Dubno, Salomo Ben-yoel
Dubno, Salomo Ben-Yoel, born October 12, 1738, at Dubno, Russia, is best known by his Masoretic labors on the Pentateuch, and by his efforts to advance poetic culture among his countrymen. The great reformation in Judaism and Hebrew literature, which had commenced under the leadership of Mendelssohn, attracted Dubno to Berlin, where he at one time lived and labored with the great Jewish reformer. At the age of 26 he edited Salomo ben-Moses's (also called Lemberger) work on the accents of Job, Proverbs, and the Psalms, which he published in 1765, under the title of שִעֲרֵי נַעַימָה, Portae Jucunditatis (2d ed. 1777). In 1768 he commenced, in Hebrew, a commentary on the Pentateuch, which Mendelssohn translated into German. Some misunderstanding having sprung up between himself and Mendelssohn, he discontinued this work, after having completed only בּרֵאשַּׁית בַּאוּר עִל סֵפֶר, Commentary on Genesis (Berlin 1781-83; Vienna, 1791, 1806, etc.). The remaining books were finished by Mendelssohn, with the aid of other learned men.

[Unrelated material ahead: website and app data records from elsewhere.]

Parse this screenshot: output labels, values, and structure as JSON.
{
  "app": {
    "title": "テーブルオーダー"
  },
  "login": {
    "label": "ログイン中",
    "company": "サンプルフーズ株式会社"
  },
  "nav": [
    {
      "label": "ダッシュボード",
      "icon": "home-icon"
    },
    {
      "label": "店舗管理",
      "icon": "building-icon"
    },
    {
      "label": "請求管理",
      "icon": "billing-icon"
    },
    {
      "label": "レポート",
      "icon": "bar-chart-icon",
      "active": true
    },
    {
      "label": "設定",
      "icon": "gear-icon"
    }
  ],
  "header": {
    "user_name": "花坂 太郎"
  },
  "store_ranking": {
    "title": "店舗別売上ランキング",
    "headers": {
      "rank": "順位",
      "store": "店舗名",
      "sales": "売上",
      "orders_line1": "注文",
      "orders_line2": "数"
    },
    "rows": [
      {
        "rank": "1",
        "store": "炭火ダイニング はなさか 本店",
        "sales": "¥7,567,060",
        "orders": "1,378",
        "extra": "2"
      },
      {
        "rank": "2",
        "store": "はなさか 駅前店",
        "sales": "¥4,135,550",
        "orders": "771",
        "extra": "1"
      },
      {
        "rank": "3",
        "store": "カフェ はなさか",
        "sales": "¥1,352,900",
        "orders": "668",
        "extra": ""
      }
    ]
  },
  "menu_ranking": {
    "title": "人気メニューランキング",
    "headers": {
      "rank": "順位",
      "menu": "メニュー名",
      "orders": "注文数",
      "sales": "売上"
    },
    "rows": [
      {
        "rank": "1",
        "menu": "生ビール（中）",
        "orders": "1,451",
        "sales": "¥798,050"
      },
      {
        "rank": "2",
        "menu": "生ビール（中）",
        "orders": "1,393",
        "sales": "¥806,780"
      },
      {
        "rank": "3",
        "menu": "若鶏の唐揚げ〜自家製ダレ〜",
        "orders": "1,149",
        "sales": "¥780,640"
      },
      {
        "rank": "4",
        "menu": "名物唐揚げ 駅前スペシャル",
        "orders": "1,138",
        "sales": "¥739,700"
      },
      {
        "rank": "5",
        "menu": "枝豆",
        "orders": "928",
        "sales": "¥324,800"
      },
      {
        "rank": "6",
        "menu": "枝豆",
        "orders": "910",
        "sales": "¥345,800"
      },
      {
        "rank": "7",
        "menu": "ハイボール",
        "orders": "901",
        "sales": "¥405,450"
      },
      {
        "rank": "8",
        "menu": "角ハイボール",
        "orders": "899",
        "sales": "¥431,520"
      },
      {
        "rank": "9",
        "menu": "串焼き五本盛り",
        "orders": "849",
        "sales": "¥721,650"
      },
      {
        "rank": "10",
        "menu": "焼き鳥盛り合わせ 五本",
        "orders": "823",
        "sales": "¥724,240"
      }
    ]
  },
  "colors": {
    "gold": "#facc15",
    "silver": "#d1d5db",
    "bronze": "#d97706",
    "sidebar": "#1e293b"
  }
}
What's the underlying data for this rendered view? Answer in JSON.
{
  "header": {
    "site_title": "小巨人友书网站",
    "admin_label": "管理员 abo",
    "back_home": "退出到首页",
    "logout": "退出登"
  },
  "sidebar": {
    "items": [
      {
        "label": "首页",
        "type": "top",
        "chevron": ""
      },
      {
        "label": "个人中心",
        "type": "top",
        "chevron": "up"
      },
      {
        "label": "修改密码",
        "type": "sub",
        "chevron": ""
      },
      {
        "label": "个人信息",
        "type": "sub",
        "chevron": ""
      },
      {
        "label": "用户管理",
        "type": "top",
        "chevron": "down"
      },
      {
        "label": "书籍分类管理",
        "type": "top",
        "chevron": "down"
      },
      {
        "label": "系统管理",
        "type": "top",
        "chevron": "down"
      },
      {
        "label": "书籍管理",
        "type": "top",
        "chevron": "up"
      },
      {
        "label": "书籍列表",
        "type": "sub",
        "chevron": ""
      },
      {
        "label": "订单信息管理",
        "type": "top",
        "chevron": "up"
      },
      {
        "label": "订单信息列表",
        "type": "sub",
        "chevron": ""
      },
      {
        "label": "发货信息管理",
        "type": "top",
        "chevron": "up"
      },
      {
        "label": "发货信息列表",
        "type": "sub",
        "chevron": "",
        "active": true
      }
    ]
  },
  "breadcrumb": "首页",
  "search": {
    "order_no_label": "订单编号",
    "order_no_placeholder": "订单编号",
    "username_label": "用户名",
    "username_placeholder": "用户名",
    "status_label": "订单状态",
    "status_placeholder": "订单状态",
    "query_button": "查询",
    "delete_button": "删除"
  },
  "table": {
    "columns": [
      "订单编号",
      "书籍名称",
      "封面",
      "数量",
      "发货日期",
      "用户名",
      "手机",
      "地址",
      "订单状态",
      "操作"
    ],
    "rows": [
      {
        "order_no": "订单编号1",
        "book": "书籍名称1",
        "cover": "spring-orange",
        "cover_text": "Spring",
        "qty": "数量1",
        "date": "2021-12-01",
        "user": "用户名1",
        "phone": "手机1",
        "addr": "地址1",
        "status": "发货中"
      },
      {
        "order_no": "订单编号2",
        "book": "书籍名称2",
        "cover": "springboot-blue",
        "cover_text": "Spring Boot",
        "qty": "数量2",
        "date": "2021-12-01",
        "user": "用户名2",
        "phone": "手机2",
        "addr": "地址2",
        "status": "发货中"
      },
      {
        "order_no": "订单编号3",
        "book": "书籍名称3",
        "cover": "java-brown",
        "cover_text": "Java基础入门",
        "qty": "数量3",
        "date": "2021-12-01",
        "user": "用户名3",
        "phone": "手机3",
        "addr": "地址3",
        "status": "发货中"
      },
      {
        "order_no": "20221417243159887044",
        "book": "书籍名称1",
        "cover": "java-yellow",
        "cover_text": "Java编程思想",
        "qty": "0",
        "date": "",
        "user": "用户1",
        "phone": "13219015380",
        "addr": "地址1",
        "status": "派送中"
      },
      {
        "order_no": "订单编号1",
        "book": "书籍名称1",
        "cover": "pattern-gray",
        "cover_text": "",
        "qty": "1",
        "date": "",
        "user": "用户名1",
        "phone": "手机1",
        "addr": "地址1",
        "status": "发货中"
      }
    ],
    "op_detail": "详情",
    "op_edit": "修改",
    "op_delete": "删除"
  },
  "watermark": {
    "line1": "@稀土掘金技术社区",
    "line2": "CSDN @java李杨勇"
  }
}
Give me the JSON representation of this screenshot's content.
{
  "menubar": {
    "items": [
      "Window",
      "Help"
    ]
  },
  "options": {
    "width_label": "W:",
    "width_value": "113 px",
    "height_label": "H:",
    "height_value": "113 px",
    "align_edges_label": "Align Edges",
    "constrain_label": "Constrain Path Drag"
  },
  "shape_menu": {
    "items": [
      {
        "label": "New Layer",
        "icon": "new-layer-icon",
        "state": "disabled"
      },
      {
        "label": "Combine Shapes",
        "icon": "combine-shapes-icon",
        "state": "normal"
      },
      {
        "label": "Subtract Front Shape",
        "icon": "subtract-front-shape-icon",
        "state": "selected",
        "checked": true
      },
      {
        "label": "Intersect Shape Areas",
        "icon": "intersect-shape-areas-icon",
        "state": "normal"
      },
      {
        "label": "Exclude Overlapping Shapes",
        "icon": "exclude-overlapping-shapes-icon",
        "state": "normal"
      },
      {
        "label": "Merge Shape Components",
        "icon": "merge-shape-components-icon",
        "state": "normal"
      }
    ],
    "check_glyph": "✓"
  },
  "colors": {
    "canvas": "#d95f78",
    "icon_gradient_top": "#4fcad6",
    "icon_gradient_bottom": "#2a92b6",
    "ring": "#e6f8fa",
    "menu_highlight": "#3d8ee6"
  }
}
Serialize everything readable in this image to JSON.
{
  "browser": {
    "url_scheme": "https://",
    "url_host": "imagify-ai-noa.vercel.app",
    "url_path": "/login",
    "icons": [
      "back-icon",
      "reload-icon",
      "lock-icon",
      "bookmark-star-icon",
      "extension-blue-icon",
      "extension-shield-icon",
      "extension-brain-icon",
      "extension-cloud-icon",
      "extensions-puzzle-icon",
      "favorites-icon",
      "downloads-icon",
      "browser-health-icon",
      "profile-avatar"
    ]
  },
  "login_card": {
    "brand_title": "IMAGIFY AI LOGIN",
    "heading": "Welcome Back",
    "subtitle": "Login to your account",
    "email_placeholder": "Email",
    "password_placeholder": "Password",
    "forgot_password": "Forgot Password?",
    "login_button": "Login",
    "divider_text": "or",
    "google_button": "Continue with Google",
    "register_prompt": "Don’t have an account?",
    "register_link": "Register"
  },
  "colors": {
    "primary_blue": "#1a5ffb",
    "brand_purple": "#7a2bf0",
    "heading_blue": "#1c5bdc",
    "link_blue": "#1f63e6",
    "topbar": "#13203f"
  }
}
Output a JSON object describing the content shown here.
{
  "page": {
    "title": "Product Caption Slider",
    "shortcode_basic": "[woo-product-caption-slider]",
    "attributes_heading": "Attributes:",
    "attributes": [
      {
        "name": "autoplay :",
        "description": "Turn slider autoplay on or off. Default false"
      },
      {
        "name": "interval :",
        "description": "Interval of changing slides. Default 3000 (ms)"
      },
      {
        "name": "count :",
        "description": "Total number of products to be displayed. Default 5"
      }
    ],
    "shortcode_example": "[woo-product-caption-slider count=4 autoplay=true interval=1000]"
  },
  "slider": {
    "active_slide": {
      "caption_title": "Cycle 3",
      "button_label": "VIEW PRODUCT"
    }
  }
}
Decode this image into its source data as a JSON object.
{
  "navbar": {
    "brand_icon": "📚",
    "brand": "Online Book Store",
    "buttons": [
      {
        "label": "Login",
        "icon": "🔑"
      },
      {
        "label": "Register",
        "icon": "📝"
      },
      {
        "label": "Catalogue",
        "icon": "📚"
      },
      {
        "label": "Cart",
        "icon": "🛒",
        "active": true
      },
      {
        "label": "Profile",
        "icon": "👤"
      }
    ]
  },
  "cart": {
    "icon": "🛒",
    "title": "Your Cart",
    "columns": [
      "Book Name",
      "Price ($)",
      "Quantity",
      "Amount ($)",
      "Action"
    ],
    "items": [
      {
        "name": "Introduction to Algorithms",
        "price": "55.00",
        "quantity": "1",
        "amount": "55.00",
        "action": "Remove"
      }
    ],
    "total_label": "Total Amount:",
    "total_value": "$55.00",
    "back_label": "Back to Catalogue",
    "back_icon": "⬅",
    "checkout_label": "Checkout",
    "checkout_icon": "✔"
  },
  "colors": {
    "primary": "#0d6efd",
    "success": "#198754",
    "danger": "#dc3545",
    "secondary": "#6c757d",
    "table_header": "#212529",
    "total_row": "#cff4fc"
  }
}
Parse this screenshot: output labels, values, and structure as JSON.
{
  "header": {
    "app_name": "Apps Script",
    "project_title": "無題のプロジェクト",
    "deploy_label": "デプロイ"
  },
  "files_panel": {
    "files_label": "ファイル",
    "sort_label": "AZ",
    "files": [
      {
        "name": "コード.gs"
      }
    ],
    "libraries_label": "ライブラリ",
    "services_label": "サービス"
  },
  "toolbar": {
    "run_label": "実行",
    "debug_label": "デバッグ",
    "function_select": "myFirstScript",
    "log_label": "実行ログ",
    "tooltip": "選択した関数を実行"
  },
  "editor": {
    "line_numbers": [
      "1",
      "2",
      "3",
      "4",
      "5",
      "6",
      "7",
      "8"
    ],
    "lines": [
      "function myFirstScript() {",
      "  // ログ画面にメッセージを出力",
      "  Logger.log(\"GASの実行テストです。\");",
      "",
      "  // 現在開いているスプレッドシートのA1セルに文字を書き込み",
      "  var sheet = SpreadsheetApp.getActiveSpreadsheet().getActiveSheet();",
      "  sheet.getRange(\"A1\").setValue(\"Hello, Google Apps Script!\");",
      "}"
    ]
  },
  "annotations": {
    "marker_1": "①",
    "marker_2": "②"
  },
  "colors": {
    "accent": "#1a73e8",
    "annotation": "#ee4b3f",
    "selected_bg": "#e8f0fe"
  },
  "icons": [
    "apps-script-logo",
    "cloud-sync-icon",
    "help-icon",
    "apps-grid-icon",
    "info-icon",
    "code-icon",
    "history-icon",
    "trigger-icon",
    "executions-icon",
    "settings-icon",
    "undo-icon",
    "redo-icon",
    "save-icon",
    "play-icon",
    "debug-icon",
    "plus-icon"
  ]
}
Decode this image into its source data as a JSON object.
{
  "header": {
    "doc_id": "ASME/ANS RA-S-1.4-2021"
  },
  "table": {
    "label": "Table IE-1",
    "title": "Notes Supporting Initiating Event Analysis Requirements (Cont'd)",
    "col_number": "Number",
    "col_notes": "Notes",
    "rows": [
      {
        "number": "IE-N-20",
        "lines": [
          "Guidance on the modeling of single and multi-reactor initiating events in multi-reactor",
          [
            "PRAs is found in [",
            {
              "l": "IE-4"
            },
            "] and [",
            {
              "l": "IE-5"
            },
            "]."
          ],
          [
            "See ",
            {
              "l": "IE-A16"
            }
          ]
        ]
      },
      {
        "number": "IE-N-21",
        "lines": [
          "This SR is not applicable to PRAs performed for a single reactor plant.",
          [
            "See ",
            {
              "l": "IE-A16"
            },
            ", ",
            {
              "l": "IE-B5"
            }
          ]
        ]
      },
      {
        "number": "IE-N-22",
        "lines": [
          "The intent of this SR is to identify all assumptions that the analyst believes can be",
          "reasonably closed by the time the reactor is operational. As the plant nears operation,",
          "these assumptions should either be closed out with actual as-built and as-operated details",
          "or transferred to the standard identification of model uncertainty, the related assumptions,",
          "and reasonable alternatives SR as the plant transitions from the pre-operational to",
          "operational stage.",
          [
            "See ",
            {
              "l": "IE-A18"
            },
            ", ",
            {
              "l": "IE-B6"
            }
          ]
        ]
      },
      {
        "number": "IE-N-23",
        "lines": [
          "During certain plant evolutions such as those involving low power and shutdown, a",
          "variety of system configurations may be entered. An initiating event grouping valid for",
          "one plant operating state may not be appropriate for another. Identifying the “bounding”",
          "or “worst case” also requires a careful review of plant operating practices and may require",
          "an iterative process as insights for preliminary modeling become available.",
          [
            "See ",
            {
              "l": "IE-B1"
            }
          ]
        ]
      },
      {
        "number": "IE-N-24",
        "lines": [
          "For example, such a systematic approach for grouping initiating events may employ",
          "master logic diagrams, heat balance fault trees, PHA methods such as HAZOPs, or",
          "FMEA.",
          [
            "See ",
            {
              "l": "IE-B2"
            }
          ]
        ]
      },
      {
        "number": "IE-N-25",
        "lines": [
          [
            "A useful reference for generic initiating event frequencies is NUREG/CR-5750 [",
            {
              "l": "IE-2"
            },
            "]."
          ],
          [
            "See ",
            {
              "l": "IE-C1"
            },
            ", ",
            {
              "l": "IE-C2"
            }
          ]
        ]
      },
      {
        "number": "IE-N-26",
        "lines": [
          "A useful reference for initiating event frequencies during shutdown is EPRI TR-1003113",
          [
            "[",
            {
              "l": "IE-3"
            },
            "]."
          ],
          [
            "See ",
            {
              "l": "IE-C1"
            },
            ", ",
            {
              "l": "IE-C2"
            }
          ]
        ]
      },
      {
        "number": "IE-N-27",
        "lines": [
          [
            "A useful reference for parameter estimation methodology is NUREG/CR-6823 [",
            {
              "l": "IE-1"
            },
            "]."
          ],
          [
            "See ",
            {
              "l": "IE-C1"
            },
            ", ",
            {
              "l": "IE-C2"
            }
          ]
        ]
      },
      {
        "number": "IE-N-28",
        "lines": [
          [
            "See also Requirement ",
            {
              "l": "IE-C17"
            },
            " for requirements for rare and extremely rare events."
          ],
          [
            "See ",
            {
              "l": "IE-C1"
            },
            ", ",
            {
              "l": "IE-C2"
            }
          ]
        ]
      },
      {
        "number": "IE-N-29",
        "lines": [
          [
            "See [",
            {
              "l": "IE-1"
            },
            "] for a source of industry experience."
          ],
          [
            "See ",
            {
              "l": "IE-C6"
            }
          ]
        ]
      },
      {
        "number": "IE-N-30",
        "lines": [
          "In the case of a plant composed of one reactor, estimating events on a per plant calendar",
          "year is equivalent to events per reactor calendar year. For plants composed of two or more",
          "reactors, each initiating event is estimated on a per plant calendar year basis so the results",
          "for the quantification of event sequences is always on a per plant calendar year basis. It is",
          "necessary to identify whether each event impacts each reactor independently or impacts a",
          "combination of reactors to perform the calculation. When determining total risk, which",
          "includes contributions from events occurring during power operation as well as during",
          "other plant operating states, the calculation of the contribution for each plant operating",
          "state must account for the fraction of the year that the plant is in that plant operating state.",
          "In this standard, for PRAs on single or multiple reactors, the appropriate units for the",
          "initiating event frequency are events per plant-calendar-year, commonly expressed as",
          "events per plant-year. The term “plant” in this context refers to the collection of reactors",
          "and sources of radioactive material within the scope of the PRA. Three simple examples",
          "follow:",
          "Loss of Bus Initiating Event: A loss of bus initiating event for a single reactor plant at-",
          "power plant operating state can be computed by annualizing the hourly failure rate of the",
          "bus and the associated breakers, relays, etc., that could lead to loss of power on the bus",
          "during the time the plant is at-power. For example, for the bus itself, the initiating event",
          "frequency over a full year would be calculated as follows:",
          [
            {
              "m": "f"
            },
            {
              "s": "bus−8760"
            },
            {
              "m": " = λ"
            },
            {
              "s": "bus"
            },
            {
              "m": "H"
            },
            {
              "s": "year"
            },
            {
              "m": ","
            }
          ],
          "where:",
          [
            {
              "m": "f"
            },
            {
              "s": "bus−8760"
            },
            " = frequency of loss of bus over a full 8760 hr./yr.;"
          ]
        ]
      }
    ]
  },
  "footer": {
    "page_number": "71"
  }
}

SEE MENDELSSOHN. He wrote also סֹפרַים תַּקוּן, a Masoretic Commentary on Genesis and Exodus, printed with Mendelssohn's translation in 1831-33. He died in Amsterdam June 26, 1831. — Etheridge, Introduction to Hebrew Literature, pages 395, 421; Kitto, Cyclopaedia, 1:707.